:: DATA SHOWN
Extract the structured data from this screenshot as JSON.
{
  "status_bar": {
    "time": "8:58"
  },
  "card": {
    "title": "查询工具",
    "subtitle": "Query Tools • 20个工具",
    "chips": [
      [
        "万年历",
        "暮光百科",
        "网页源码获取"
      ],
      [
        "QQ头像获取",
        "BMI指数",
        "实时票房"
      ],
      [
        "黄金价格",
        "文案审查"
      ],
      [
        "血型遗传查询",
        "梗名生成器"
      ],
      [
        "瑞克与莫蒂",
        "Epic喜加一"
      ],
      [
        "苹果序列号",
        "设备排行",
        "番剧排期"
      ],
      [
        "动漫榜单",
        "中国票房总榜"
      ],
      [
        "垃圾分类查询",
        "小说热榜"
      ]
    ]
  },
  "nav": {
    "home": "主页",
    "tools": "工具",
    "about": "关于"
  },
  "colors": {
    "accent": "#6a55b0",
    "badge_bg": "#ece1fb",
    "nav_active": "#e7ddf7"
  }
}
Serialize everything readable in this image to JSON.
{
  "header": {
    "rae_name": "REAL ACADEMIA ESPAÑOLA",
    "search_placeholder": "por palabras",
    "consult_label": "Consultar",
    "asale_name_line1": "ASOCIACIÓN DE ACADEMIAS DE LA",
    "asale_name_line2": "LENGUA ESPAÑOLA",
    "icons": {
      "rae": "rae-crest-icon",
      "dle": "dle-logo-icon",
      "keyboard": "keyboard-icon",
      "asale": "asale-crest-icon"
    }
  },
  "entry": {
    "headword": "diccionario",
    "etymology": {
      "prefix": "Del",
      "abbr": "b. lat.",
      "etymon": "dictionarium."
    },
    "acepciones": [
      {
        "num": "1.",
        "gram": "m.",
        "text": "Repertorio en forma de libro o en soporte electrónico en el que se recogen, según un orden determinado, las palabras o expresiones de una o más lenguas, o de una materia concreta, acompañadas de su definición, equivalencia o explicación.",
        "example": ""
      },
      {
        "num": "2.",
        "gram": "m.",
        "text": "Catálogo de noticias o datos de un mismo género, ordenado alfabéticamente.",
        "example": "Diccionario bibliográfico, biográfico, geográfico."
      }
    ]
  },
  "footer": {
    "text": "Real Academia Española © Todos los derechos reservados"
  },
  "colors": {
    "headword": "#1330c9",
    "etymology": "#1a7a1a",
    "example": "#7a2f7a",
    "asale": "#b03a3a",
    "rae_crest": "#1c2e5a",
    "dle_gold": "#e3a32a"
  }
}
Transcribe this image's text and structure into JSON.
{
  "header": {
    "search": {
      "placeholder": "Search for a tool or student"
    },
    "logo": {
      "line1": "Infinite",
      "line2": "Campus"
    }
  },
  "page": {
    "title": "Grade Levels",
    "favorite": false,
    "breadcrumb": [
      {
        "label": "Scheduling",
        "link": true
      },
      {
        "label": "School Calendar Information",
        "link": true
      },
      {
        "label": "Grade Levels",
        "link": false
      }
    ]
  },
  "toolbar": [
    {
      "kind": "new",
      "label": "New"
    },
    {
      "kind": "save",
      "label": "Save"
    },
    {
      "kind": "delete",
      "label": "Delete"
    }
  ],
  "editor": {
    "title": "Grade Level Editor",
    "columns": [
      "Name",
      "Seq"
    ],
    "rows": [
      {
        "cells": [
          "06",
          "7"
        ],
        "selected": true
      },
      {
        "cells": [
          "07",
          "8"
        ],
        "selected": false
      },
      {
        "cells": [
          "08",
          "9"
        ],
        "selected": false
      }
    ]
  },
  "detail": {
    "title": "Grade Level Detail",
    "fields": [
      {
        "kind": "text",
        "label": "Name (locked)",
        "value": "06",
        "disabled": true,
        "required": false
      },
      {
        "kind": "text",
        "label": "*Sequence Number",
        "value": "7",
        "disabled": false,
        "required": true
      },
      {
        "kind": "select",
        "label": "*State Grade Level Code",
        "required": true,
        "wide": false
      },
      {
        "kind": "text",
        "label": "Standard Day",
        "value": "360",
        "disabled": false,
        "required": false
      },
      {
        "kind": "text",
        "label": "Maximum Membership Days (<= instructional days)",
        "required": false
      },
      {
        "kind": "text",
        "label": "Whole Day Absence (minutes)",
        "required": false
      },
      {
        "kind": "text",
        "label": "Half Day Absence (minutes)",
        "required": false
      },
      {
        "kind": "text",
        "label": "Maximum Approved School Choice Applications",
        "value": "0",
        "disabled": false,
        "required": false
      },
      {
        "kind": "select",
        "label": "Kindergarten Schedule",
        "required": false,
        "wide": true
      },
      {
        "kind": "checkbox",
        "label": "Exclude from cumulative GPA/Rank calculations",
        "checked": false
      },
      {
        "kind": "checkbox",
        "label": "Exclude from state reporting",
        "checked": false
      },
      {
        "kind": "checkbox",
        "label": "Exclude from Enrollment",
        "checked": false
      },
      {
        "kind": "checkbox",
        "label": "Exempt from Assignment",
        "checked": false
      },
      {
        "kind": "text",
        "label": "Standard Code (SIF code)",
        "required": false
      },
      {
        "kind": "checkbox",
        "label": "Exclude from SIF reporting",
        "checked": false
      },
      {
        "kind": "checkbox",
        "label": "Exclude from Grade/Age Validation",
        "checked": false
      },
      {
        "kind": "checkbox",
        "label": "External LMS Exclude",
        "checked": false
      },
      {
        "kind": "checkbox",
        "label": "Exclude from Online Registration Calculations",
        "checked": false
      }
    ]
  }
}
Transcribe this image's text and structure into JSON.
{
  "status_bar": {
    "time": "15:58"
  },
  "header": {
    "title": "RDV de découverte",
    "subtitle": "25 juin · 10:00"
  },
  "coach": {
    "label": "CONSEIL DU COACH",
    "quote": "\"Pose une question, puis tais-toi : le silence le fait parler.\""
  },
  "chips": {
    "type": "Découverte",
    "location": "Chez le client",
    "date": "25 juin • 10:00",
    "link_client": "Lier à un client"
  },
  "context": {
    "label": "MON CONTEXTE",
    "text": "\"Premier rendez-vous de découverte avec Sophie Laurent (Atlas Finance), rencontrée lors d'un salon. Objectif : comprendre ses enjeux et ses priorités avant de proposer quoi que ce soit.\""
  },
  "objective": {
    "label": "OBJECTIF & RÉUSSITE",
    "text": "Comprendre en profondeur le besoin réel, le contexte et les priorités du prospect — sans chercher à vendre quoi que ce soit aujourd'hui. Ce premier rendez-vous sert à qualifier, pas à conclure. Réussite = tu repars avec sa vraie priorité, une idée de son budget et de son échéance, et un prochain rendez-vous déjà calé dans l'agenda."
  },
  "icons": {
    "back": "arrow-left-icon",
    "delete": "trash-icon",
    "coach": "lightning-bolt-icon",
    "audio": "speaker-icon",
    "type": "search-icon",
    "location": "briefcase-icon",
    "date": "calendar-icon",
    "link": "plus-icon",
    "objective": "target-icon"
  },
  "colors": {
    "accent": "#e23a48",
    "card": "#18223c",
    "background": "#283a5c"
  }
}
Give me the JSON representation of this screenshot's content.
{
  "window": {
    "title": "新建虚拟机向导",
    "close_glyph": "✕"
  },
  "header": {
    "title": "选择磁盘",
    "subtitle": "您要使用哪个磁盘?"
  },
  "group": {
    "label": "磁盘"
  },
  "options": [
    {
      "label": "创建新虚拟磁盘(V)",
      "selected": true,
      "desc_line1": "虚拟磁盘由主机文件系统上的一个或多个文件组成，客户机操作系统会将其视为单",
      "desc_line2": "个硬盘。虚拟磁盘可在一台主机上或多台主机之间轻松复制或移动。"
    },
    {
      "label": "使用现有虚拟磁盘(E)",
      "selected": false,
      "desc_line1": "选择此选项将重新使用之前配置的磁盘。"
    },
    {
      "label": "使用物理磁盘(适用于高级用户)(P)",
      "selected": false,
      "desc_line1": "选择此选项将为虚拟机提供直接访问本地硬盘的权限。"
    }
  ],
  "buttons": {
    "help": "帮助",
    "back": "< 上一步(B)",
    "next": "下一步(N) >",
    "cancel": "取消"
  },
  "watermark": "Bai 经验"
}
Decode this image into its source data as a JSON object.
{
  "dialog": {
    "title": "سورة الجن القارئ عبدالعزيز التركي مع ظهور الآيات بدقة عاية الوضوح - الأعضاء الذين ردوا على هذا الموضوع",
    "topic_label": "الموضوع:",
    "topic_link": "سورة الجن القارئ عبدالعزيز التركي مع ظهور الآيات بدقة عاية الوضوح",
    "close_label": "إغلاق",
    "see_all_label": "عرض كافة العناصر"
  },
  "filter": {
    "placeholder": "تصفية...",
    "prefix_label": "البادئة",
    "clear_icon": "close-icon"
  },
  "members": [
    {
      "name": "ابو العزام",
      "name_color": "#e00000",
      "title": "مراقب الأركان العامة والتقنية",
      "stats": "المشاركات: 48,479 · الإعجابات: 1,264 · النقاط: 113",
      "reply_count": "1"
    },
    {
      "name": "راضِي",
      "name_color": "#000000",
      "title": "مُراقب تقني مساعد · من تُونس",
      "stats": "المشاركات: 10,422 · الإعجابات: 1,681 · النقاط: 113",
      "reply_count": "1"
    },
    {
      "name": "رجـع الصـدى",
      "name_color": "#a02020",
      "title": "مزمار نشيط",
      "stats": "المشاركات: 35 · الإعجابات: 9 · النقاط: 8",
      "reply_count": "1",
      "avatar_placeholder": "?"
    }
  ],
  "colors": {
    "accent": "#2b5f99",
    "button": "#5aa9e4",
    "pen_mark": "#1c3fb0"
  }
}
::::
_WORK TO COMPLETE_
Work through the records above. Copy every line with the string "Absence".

_EXERCISE RESPONSE_
        "label": "Whole Day Absence (minutes)",
        "label": "Half Day Absence (minutes)",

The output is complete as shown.